A table showing the main advantages of labour arbitrage.

Cost Reduction

One of the major advantages of labor arbitrage is cost reduction. Firms can find highly skilled workers in lower-cost regions willing to work for a fraction of the cost compared to their counterparts in high-cost areas.

Access to Global Talent Pool

Labour arbitrage allows businesses to tap into talent pools in different parts of the world that are not readily available in the home country. This can be especially valuable when specialised skills like software development and graphic design are required.

Time Zone Advantage

By using labour arbitrage, firms can operate around the clock by leveraging time zone differences, leading to increased productivity and faster turnaround times.


Labour arbitrage can facilitate quick scaling up or down of operations to meet market demands without the need for extensive recruitment processes. This makes the business more flexible and adaptable to changing market conditions.

Enhanced Operations

Labour arbitrage can lead to better quality and increased speed of operations. Firms can streamline processes, improve productivity, and reduce time-to-market by taking advantage of the availability of skilled labour in different time zones.

Risk Diversification

Diversifying operations across multiple locations can reduce the risk associated with geopolitical instability, natural disasters, or other regional challenges that may disrupt business operations.

Major Challenges of Labour Arbitrage

A table showing the major challenges of labour arbitrage.

Cultural Differences

One of the major challenges faced by firms in using global labor arbitrage is the cultural differences of the workers working from other locations.

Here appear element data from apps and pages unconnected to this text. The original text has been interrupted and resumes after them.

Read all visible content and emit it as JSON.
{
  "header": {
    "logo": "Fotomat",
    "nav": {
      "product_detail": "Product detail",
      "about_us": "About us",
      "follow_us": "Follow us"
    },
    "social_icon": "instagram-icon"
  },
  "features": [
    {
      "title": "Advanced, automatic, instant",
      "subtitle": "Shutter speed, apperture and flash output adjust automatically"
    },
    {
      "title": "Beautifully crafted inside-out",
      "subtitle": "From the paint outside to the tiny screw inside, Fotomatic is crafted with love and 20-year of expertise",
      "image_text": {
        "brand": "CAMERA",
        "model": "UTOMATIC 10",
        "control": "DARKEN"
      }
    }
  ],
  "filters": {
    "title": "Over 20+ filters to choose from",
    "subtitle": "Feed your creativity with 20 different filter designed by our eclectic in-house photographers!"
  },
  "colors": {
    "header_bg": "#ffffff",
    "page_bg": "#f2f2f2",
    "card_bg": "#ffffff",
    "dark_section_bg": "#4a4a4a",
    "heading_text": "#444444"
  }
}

Their language, values, norms, and habits may be different, which might make it a challenging task to manage them effectively. Effective communication and better people management are needed for handling cultural differences.

Quality Control

Another challenge is to maintain consistent quality across geographically dispersed teams. A robust quality control mechanism is needed to ensure that uniform standards are met.

Navigating labour laws, tax regulations, and compliance requirements in different countries can be complex. Legal experts from respective countries can be hired to ensure full compliance.

Communication Difficulties

Another challenge in using labour arbitrage is the difficulty in communicating with workers located in different time zones. Therefore, firms should use technology solutions and establish clear communication protocols to handle this challenge.


Labour arbitrage is a powerful business strategy for firms seeking to reduce costs, access global talent, and enhance operational efficiency. However, its successful implementation requires addressing some challenges as well. Firms should conduct thorough research to find

the most suitable regions and workers for their specific needs. By using labour arbitrage effectively, firms can gain a competitive advantage through cost reduction and remain profitable in a changing business environment.